Racism is often poorly defined by such individuals, making evidence difficult to produce and evaluate. Sometimes, however, the evidence produced actually falls quite short of the mark.
“Scholars relate stories of disrespect from students, faculty and staff,” Eisenkraft writes (Eisenkraft, 2010). “One remembers a white student telling her that she held the position because she is non-white and that her salary was probably higher as a result.”
Eisenkraft treats this episode as evidence of racism on the students’ part. However, it can quite easily be interpreted differently: as an expression of the kind of cynicism engendered by affirmative action programs. (This interpretation is admittedly no less subjective than Eisenkraft’s; whether or not this interpretation is any more appropriate can’t be determined without knowing the mind of the student, something that Eisenkraft has no more access to than this author.)

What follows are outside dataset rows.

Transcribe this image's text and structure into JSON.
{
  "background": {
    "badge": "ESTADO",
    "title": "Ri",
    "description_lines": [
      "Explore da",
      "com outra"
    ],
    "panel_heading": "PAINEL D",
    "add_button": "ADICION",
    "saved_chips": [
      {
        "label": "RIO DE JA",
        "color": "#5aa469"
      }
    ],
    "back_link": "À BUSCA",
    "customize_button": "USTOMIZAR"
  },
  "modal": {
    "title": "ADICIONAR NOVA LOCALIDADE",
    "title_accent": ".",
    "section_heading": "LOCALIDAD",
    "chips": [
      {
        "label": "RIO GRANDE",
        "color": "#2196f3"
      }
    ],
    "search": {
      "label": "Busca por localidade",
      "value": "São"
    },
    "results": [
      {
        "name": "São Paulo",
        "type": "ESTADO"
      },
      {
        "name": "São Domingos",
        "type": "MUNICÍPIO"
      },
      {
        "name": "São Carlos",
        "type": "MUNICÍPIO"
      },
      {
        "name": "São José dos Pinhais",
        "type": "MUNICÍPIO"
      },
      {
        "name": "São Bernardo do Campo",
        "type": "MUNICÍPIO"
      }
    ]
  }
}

Some would look at such an example and suspect they’re seeing a confirmation bias at work; it serves Eisenkraft’s agenda to find racism in the academy, and so she – and those who share her agenda – seek examples that confirm it. Any evidence that racism is notendemic in the academy is simply discarded.
It’s becoming shockingly common for academic exercises to be twisted in service of a specific agenda.
Even more recently, a graduate thesis submitted to – and accepted by – the University of Toronto’s Ontario Institute for Studies in Education by Jennifer Peto has revealed what many consider to be a need to re-evaluate academic standards at many institutions, including OISE. University of British Columbia professor emeritusof sociology Werner Cohn examined the abstracts of OISE theses and found many of them to be alarmingly academically suspect.
Cohn writes that “In half the cases, these theses appear to be so marred by political jargon and political preconceptions that they should never have been accepted into the corpus in which they are in fact found, viz a collection of putative contributions to knowledge — theses officially certified by the University of Toronto.”
Peto’s thesis was rather vigorously defended – in the comments section of a Macleans on Campusblogpost on the matter – by Joshua Blakeney, the same University of Lethbridge graduate student receiving a Queen Elizabeth II scholarship to support his 9/11 “truth”-themed studies.
Blakeney must intuitively recognize that he shares with Peto a common interest in the degradation of standards of academic merit. In his case, it offers him the prospect of sneaking his 9/11 “truth” theories in through the back door of the academy. In Peto’s case, her argument was that Holocaust education programs provide the state of Israel with artificial cover for its alleged “apartheid” misdeeds.
Intriguingly, Peto’s argument – which attempted to warp the methodology of grievance-based politics in order to deny Ashkenazi Jews (Jews of European descent) their Holocaust-related grievances based on their alleged “white privilege” – shares a common argumentative thread with Holocaust deniers: that Jews (or at least white Jews) are not victims.
Fortunately for Peto, she’s chosen to speak on behalf of what a specific ideological community has deemed to be a victimized people – Palestinians. Fortunately for Peto, she’s chosen to speak against those who that ideological community deep to be their oppressors – Israel.
Were Peto questioning the victimhood of any group considered by these ideological circles to be victims she would likely be subject to the application of university speech codes meant to enforce respect for the grievances – real and imagined – of such groups.
Peto has not been subject to the litany of university speech codes that accomplish this end, nor is she likely ever to be.
I Canada, however, these kinds of speech codes have managed to escape the confines of the university, and infiltrate non-academic society, in the form of the human rights commission.
McFaul. The Future of Truth and Freedom in the Global Village. p 2.